Continued from Part II …
If Malaysians are not happy with the government, they can take their turns to vote according to their conscience and interest.
First and foremost, both individuals are former stalwarts in Umno, whose standing and influence revolve, time and again, on a cesspool of disgruntled feelings in Umno.
Put more bluntly, the duo rely on hatred of, and for Umno, and by extension, its coalition partners.
But any strategy guided by sheer contempt and hatred of the government, whether in the streets or social media, risk creating a population that does not know the intricacies of government too, especially when that is multiracial in nature.
Hence, despite the patina and claim of “Save Malaysia,” the duo is attempting something rather dangerous, which have logically and matter-a-factly, resulted in the calls foreign intervention from US and Australia.
Hate, in other words, lead to blind fury and sheer vitriol.
Of course, some Umno members are taken in by the hate, but these are individuals likely to find themselves unable to meet and talk to the leadership.
To the degree Umno and its coalition partners do not turn away their own divisional leaders and representatives, the systemic hate which Mahathir and Anwar try to plant, will not gain traction.
From here on, Umno and its coalition partners can reform accordingly, and not do so under the specter of foreign intervention.
Second, even granted the lesser ambition of Mahathir and Anwar, which is to trigger a series of resignations from the 200 divisional leaders in Umno, who of course have their flaws and weaknesses, such an attempt cannot work.
Rapprochement would not have wielded the necessary effect to make a dent on Umno, which is now fully in the grip of Prime Minister Najib Razak from the supreme council right down to the 200 divisions located across the country except in Sarawak.
But how can the Mahathir-Anwar rapprochement lead to a more devastating effect on Umno?
There are seven areas they must cooperate in a comprehensive and sweeping manner beyond agreeing to the ‘Citizens’ Declaration’, which at this stage is still full of platitudes and motherhood statement (on good governance).
Just as the ‘Citizens Declaration’ have failed, invariably, to reach the Council of Monarchs in Malaysia, a Mahathir-Anwar rapprochement is not necessarily an immediate game changer.
Why is this the case?
First and foremost, there must be straight fights between Umno and the opposition front, especially in 119 rural constituencies.
But this is not likely, if not no numerically impossible.
The opposition front has been at the fore of battling the government since 2008, if not earlier.

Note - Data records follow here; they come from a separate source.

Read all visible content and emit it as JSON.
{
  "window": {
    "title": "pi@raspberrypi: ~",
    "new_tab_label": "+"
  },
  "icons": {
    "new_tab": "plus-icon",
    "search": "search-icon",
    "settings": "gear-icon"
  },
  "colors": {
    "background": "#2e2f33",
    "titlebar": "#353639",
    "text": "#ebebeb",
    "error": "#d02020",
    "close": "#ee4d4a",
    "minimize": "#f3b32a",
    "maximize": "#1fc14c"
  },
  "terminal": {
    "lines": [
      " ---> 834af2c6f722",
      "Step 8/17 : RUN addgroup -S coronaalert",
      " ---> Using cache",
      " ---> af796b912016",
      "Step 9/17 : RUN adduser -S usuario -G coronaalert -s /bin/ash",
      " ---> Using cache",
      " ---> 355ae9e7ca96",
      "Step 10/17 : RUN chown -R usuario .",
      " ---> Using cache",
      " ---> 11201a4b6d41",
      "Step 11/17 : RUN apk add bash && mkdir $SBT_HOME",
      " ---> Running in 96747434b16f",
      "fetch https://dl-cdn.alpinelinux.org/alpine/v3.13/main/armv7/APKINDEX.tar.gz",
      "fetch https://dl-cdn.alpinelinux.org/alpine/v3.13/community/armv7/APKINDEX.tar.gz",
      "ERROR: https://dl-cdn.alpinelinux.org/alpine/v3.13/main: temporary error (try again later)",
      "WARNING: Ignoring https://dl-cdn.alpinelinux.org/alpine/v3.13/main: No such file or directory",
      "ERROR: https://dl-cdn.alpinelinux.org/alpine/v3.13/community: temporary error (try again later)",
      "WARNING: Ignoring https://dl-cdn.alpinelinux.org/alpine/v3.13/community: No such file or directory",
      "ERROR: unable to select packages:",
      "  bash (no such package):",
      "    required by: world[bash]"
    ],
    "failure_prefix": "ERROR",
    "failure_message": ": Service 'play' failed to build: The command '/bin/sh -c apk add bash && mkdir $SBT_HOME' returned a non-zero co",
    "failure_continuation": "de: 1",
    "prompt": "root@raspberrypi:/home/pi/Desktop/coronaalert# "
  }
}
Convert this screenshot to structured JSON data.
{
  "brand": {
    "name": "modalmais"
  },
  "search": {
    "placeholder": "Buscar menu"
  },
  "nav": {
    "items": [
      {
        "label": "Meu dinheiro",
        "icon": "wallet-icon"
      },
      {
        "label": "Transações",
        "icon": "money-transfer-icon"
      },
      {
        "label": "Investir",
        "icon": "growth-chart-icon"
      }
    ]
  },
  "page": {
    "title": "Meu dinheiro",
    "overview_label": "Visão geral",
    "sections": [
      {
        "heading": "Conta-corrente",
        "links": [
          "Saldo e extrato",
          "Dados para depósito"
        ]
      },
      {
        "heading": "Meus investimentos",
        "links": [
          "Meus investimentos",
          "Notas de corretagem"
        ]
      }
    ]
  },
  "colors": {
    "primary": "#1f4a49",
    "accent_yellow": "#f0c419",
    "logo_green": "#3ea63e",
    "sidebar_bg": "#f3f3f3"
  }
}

The possibility of the opposition front giving way to the Parti Pribumi Bersatu (PBP), chaired by Dr Mahathir, is absolutely minimal, except with seats in Kedah, Johor and Sabah, where PBP’s leaders originally hailed.
This is because Mahathir, Mukhriz, Muhyiddin and Shafie Apdal all came from these states respectively.
Secondly, despite the high level rapprochement, the integrity of the pact between the duo must also be contingent on zero betrayal from within the ranks of the opposition front.
One must take note of the fact that Shafie Apdal, the former head of Umno in Semporna, Sabah, is still not a member of PBP.
If he were to reach out to Umno again, a possibility that cannot be ruled out, then the intended effect of Mahathir and Anwar rapprochement, which is to corrode the cohesion of Umno, would dissolve over night.
Thirdly, straight fights between Umno and the opposition front is not an individual domain.
It goes through many layers of party bureaucracy, factionalism and walls of resistance by the grass root members who themselves are keen on becoming the chose parliamentary candidates.
With Anwar Ibrahim still in prison, the reins of power rest with other political leaders who are free.
But they won’t be able to control the members who are determined to run for public office.
Fourthly, Anwar Ibrahim promotes a reformist agenda of inclusion, whereas Dr Mahathir is still back to the old tricks of trying to promote ethno-Malay nationalism.
Even if Anwar and Mahathir were to agree to a single reform agenda, such as the need to get Najib out, in order to ‘Save Malaysia’, as the opposition put it, there is no telling that Umno’s reform agenda is any less worthy, especially with the next general election.